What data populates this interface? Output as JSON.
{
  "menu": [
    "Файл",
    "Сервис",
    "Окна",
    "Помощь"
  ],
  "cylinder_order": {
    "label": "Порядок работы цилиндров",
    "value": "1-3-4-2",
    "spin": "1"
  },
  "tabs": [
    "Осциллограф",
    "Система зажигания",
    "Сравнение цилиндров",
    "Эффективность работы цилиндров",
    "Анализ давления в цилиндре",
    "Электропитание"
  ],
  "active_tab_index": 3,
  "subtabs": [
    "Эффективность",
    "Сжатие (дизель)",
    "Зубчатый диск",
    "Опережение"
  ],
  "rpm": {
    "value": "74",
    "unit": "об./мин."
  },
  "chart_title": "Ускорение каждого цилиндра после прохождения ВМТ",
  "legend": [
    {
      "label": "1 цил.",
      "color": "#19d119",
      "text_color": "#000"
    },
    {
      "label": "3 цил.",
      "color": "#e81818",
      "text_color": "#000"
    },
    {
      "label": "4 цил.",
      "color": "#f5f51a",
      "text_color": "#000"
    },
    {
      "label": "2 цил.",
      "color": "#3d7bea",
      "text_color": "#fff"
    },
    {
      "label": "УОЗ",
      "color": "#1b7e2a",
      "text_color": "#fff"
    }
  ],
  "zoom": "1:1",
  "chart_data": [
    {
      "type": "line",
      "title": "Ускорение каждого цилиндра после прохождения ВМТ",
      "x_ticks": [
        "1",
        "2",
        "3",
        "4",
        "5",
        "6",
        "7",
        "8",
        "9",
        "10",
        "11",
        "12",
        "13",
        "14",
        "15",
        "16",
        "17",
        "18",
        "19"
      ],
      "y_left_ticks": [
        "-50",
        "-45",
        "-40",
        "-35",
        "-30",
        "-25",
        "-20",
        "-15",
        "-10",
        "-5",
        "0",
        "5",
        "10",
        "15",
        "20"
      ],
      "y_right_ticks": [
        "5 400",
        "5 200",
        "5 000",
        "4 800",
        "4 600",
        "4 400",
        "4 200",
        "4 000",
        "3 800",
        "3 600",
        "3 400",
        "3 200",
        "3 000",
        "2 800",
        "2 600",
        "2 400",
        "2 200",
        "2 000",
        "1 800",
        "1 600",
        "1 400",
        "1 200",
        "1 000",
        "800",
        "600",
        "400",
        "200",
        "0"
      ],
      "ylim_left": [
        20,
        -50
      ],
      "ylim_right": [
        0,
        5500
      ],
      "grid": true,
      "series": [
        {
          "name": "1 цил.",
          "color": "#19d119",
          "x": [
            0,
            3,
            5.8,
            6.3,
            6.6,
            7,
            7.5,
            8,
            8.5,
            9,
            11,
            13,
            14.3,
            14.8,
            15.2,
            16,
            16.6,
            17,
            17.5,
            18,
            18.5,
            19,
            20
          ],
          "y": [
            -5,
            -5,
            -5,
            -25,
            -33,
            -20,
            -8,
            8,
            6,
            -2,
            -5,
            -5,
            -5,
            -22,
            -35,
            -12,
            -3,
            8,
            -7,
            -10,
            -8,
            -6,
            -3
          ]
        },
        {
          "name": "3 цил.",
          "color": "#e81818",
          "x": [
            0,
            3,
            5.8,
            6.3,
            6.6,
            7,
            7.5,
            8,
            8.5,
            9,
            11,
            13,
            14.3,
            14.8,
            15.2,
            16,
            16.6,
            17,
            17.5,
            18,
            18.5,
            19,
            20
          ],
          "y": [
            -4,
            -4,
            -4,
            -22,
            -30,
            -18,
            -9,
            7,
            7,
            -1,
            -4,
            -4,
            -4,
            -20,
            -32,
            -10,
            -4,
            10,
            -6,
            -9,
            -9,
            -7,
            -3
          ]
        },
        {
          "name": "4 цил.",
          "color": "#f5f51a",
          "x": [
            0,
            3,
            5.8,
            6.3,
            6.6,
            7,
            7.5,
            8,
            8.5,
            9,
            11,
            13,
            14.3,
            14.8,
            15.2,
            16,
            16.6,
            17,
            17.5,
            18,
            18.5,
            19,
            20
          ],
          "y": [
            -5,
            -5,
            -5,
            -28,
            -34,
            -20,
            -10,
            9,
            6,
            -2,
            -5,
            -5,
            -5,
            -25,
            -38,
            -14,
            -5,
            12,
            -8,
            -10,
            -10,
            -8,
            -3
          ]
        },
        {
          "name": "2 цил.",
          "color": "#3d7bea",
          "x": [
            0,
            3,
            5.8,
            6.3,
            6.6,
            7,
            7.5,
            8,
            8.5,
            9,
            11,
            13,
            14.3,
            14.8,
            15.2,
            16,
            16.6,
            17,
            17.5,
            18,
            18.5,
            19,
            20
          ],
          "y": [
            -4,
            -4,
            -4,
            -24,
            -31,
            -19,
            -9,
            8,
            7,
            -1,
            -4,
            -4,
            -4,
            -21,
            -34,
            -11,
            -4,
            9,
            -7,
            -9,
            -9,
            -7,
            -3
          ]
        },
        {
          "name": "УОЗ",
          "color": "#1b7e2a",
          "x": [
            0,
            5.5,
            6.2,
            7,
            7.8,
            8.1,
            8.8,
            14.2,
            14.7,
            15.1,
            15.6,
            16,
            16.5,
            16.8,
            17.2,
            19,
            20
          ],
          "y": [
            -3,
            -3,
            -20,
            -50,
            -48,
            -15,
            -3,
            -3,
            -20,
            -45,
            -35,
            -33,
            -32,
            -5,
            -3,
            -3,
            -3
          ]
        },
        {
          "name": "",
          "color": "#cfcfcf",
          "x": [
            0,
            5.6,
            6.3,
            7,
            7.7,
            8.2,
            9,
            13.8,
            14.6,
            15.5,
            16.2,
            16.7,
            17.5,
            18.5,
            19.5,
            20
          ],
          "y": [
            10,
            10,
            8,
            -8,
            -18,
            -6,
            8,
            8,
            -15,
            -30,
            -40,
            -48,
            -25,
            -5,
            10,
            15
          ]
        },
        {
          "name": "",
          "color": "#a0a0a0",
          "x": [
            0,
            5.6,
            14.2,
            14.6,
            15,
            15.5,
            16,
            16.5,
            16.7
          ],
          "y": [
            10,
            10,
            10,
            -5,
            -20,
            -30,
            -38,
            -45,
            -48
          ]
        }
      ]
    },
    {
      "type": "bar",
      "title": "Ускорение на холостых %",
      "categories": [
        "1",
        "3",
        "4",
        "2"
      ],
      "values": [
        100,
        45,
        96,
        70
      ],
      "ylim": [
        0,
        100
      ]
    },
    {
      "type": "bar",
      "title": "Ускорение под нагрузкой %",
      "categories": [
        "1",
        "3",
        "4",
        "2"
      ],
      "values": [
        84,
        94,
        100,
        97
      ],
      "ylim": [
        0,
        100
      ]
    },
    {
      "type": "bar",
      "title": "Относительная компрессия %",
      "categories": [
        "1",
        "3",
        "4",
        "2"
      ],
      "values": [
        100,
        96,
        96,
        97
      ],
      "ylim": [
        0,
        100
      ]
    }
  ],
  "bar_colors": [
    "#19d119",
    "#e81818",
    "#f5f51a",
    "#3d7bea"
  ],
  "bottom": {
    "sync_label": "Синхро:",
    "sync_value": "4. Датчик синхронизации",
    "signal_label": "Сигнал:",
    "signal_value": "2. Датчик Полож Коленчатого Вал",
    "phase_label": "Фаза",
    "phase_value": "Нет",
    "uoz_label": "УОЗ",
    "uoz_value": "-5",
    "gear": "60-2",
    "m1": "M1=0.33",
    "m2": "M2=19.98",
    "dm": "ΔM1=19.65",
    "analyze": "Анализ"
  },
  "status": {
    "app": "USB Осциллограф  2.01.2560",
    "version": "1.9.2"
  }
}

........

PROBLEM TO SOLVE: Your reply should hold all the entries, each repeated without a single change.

FINISHED EXERCISE:
What data populates this interface? Output as JSON.
{
  "menu": [
    "Файл",
    "Сервис",
    "Окна",
    "Помощь"
  ],
  "cylinder_order": {
    "label": "Порядок работы цилиндров",
    "value": "1-3-4-2",
    "spin": "1"
  },
  "tabs": [
    "Осциллограф",
    "Система зажигания",
    "Сравнение цилиндров",
    "Эффективность работы цилиндров",
    "Анализ давления в цилиндре",
    "Электропитание"
  ],
  "active_tab_index": 3,
  "subtabs": [
    "Эффективность",
    "Сжатие (дизель)",
    "Зубчатый диск",
    "Опережение"
  ],
  "rpm": {
    "value": "74",
    "unit": "об./мин."
  },
  "chart_title": "Ускорение каждого цилиндра после прохождения ВМТ",
  "legend": [
    {
      "label": "1 цил.",
      "color": "#19d119",
      "text_color": "#000"
    },
    {
      "label": "3 цил.",
      "color": "#e81818",
      "text_color": "#000"
    },
    {
      "label": "4 цил.",
      "color": "#f5f51a",
      "text_color": "#000"
    },
    {
      "label": "2 цил.",
      "color": "#3d7bea",
      "text_color": "#fff"
    },
    {
      "label": "УОЗ",
      "color": "#1b7e2a",
      "text_color": "#fff"
    }
  ],
  "zoom": "1:1",
  "chart_data": [
    {
      "type": "line",
      "title": "Ускорение каждого цилиндра после прохождения ВМТ",
      "x_ticks": [
        "1",
        "2",
        "3",
        "4",
        "5",
        "6",
        "7",
        "8",
        "9",
        "10",
        "11",
        "12",
        "13",
        "14",
        "15",
        "16",
        "17",
        "18",
        "19"
      ],
      "y_left_ticks": [
        "-50",
        "-45",
        "-40",
        "-35",
        "-30",
        "-25",
        "-20",
        "-15",
        "-10",
        "-5",
        "0",
        "5",
        "10",
        "15",
        "20"
      ],
      "y_right_ticks": [
        "5 400",
        "5 200",
        "5 000",
        "4 800",
        "4 600",
        "4 400",
        "4 200",
        "4 000",
        "3 800",
        "3 600",
        "3 400",
        "3 200",
        "3 000",
        "2 800",
        "2 600",
        "2 400",
        "2 200",
        "2 000",
        "1 800",
        "1 600",
        "1 400",
        "1 200",
        "1 000",
        "800",
        "600",
        "400",
        "200",
        "0"
      ],
      "ylim_left": [
        20,
        -50
      ],
      "ylim_right": [
        0,
        5500
      ],
      "grid": true,
      "series": [
        {
          "name": "1 цил.",
          "color": "#19d119",
          "x": [
            0,
            3,
            5.8,
            6.3,
            6.6,
            7,
            7.5,
            8,
            8.5,
            9,
            11,
            13,
            14.3,
            14.8,
            15.2,
            16,
            16.6,
            17,
            17.5,
            18,
            18.5,
            19,
            20
          ],
          "y": [
            -5,
            -5,
            -5,
            -25,
            -33,
            -20,
            -8,
            8,
            6,
            -2,
            -5,
            -5,
            -5,
            -22,
            -35,
            -12,
            -3,
            8,
            -7,
            -10,
            -8,
            -6,
            -3
          ]
        },
        {
          "name": "3 цил.",
          "color": "#e81818",
          "x": [
            0,
            3,
            5.8,
            6.3,
            6.6,
            7,
            7.5,
            8,
            8.5,
            9,
            11,
            13,
            14.3,
            14.8,
            15.2,
            16,
            16.6,
            17,
            17.5,
            18,
            18.5,
            19,
            20
          ],
          "y": [
            -4,
            -4,
            -4,
            -22,
            -30,
            -18,
            -9,
            7,
            7,
            -1,
            -4,
            -4,
            -4,
            -20,
            -32,
            -10,
            -4,
            10,
            -6,
            -9,
            -9,
            -7,
            -3
          ]
        },
        {
          "name": "4 цил.",
          "color": "#f5f51a",
          "x": [
            0,
            3,
            5.8,
            6.3,
            6.6,
            7,
            7.5,
            8,
            8.5,
            9,
            11,
            13,
            14.3,
            14.8,
            15.2,
            16,
            16.6,
            17,
            17.5,
            18,
            18.5,
            19,
            20
          ],
          "y": [
            -5,
            -5,
            -5,
            -28,
            -34,
            -20,
            -10,
            9,
            6,
            -2,
            -5,
            -5,
            -5,
            -25,
            -38,
            -14,
            -5,
            12,
            -8,
            -10,
            -10,
            -8,
            -3
          ]
        },
        {
          "name": "2 цил.",
          "color": "#3d7bea",
          "x": [
            0,
            3,
            5.8,
            6.3,
            6.6,
            7,
            7.5,
            8,
            8.5,
            9,
            11,
            13,
            14.3,
            14.8,
            15.2,
            16,
            16.6,
            17,
            17.5,
            18,
            18.5,
            19,
            20
          ],
          "y": [
            -4,
            -4,
            -4,
            -24,
            -31,
            -19,
            -9,
            8,
            7,
            -1,
            -4,
            -4,
            -4,
            -21,
            -34,
            -11,
            -4,
            9,
            -7,
            -9,
            -9,
            -7,
            -3
          ]
        },
        {
          "name": "УОЗ",
          "color": "#1b7e2a",
          "x": [
            0,
            5.5,
            6.2,
            7,
            7.8,
            8.1,
            8.8,
            14.2,
            14.7,
            15.1,
            15.6,
            16,
            16.5,
            16.8,
            17.2,
            19,
            20
          ],
          "y": [
            -3,
            -3,
            -20,
            -50,
            -48,
            -15,
            -3,
            -3,
            -20,
            -45,
            -35,
            -33,
            -32,
            -5,
            -3,
            -3,
            -3
          ]
        },
        {
          "name": "",
          "color": "#cfcfcf",
          "x": [
            0,
            5.6,
            6.3,
            7,
            7.7,
            8.2,
            9,
            13.8,
            14.6,
            15.5,
            16.2,
            16.7,
            17.5,
            18.5,
            19.5,
            20
          ],
          "y": [
            10,
            10,
            8,
            -8,
            -18,
            -6,
            8,
            8,
            -15,
            -30,
            -40,
            -48,
            -25,
            -5,
            10,
            15
          ]
        },
        {
          "name": "",
          "color": "#a0a0a0",
          "x": [
            0,
            5.6,
            14.2,
            14.6,
            15,
            15.5,
            16,
            16.5,
            16.7
          ],
          "y": [
            10,
            10,
            10,
            -5,
            -20,
            -30,
            -38,
            -45,
            -48
          ]
        }
      ]
    },
    {
      "type": "bar",
      "title": "Ускорение на холостых %",
      "categories": [
        "1",
        "3",
        "4",
        "2"
      ],
      "values": [
        100,
        45,
        96,
        70
      ],
      "ylim": [
        0,
        100
      ]
    },
    {
      "type": "bar",
      "title": "Ускорение под нагрузкой %",
      "categories": [
        "1",
        "3",
        "4",
        "2"
      ],
      "values": [
        84,
        94,
        100,
        97
      ],
      "ylim": [
        0,
        100
      ]
    },
    {
      "type": "bar",
      "title": "Относительная компрессия %",
      "categories": [
        "1",
        "3",
        "4",
        "2"
      ],
      "values": [
        100,
        96,
        96,
        97
      ],
      "ylim": [
        0,
        100
      ]
    }
  ],
  "bar_colors": [
    "#19d119",
    "#e81818",
    "#f5f51a",
    "#3d7bea"
  ],
  "bottom": {
    "sync_label": "Синхро:",
    "sync_value": "4. Датчик синхронизации",
    "signal_label": "Сигнал:",
    "signal_value": "2. Датчик Полож Коленчатого Вал",
    "phase_label": "Фаза",
    "phase_value": "Нет",
    "uoz_label": "УОЗ",
    "uoz_value": "-5",
    "gear": "60-2",
    "m1": "M1=0.33",
    "m2": "M2=19.98",
    "dm": "ΔM1=19.65",
    "analyze": "Анализ"
  },
  "status": {
    "app": "USB Осциллограф  2.01.2560",
    "version": "1.9.2"
  }
}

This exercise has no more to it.